CDMOs tend to locate near existing clusters to encourage more collaboration between research and manufacturing talent, and they seek out the same kinds of spaces used for other types of biomanufacturing: large, warehouse-like spaces with floor-loading capacity, docks, backup power and near a talent base that can support the specialized labor to operate these facilities. Those focused on cell and gene therapy will need new equipment and an enhanced use of IT and digital record-keeping technology. 

North Carolina Biotechnology Center Director of Life Science Economic Development Laura Rowley said the state has seen increased investment by CDMOs. Fujifilm Diosynth Biotechnologies, KBI Biopharma, Thermo Fisher and Abzena have announced plans to expand in North Carolina, drawn to the state’s existing ecosystem and workforce training programs focused on specialized programs for biomanufacturing. 

CBRE’s Cohen said the growth in CDMOs will likely continue to benefit existing clusters.
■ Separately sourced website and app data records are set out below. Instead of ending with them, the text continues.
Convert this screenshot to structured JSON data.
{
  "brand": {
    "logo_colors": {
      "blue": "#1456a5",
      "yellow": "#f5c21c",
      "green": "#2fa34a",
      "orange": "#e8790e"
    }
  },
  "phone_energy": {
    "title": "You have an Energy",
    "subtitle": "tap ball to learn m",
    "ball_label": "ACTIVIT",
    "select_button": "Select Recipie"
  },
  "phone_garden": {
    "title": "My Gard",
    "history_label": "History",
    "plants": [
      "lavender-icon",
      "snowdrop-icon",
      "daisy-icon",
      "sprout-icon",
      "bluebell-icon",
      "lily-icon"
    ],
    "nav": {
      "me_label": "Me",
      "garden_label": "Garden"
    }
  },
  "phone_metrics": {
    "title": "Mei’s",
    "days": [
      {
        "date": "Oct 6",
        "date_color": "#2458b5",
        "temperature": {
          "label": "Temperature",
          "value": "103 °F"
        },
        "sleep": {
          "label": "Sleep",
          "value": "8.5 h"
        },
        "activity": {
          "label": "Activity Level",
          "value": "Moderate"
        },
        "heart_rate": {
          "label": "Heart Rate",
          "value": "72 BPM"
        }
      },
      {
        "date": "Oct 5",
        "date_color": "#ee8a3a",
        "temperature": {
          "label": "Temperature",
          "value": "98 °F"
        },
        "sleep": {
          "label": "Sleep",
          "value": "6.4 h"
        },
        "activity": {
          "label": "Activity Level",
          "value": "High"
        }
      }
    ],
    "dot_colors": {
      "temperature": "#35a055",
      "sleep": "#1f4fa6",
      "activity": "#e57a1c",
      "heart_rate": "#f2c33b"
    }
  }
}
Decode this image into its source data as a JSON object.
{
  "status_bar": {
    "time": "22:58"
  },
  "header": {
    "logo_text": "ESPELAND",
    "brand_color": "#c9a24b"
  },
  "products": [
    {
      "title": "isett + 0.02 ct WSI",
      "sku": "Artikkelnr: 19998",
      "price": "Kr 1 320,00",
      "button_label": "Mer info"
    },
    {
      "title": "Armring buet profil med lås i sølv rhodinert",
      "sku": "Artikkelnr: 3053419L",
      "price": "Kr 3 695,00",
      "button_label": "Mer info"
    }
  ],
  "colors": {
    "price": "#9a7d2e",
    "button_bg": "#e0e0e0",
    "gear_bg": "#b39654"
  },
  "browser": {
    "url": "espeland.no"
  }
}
He compared it to data centers; in their infancy, companies wanted to be close to their data, whereas now, they’re more comfortable with remote storage.

Because of the size and scale of these sites, it’s likely they will unlock real estate on the fringes of markets like Boston and San Diego that are too far off the beaten path for startups looking to be close to existing clusters. 

“Historically if you look at the main markets, research happens in the core,” Cohen said. “But with the more diverse labor pool for CDMOs, they can really spread out.”